>>>

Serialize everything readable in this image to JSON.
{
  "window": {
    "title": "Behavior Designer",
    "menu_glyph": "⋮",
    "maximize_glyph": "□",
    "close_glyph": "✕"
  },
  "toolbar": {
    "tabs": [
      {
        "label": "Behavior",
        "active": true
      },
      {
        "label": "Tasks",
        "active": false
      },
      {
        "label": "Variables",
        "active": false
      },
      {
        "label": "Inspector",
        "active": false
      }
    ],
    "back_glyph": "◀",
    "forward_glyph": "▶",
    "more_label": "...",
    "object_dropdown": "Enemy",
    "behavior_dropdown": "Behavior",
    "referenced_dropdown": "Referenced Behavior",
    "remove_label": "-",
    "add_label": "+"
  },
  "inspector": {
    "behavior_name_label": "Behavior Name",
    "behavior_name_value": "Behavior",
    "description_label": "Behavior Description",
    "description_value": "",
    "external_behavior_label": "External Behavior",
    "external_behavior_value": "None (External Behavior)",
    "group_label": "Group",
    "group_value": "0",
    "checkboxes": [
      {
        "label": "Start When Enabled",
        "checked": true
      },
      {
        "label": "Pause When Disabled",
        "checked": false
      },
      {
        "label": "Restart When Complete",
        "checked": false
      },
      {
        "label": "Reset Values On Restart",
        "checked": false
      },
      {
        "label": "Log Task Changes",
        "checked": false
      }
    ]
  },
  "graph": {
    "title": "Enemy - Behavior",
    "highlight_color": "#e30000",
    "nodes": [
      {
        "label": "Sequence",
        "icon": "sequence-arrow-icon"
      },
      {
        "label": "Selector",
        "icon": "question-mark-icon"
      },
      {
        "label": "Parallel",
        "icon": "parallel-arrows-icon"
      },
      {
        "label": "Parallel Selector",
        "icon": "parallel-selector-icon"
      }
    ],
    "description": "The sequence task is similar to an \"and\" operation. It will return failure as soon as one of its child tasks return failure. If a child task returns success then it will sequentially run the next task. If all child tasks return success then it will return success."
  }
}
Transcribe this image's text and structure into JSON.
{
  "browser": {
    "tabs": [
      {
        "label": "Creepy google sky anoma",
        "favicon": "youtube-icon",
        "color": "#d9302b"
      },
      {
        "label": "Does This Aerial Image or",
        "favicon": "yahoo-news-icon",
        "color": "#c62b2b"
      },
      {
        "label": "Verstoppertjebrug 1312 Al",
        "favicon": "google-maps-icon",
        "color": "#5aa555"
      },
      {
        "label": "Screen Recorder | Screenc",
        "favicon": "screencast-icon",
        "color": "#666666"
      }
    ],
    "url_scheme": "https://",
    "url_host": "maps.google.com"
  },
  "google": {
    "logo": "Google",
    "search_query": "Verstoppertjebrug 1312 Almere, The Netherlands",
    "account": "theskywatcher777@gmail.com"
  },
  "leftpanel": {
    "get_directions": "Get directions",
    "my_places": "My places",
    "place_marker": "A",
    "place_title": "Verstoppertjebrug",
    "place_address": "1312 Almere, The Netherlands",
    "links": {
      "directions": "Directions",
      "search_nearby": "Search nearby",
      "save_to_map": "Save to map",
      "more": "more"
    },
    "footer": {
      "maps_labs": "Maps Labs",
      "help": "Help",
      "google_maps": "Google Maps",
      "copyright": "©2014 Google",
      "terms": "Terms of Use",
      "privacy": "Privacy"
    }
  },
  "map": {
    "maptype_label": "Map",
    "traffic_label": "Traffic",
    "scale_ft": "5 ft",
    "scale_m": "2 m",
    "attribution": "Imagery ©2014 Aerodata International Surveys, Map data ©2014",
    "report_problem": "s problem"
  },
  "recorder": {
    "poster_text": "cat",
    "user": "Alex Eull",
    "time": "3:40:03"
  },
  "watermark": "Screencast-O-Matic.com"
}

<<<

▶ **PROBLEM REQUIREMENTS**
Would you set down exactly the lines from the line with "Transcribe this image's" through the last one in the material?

▶ **RESPONSE TO THIS EXERCISE**
Transcribe this image's text and structure into JSON.
{
  "browser": {
    "tabs": [
      {
        "label": "Creepy google sky anoma",
        "favicon": "youtube-icon",
        "color": "#d9302b"
      },
      {
        "label": "Does This Aerial Image or",
        "favicon": "yahoo-news-icon",
        "color": "#c62b2b"
      },
      {
        "label": "Verstoppertjebrug 1312 Al",
        "favicon": "google-maps-icon",
        "color": "#5aa555"
      },
      {
        "label": "Screen Recorder | Screenc",
        "favicon": "screencast-icon",
        "color": "#666666"
      }
    ],
    "url_scheme": "https://",
    "url_host": "maps.google.com"
  },
  "google": {
    "logo": "Google",
    "search_query": "Verstoppertjebrug 1312 Almere, The Netherlands",
    "account": "theskywatcher777@gmail.com"
  },
  "leftpanel": {
    "get_directions": "Get directions",
    "my_places": "My places",
    "place_marker": "A",
    "place_title": "Verstoppertjebrug",
    "place_address": "1312 Almere, The Netherlands",
    "links": {
      "directions": "Directions",
      "search_nearby": "Search nearby",
      "save_to_map": "Save to map",
      "more": "more"
    },
    "footer": {
      "maps_labs": "Maps Labs",
      "help": "Help",
      "google_maps": "Google Maps",
      "copyright": "©2014 Google",
      "terms": "Terms of Use",
      "privacy": "Privacy"
    }
  },
  "map": {
    "maptype_label": "Map",
    "traffic_label": "Traffic",
    "scale_ft": "5 ft",
    "scale_m": "2 m",
    "attribution": "Imagery ©2014 Aerodata International Surveys, Map data ©2014",
    "report_problem": "s problem"
  },
  "recorder": {
    "poster_text": "cat",
    "user": "Alex Eull",
    "time": "3:40:03"
  },
  "watermark": "Screencast-O-Matic.com"
}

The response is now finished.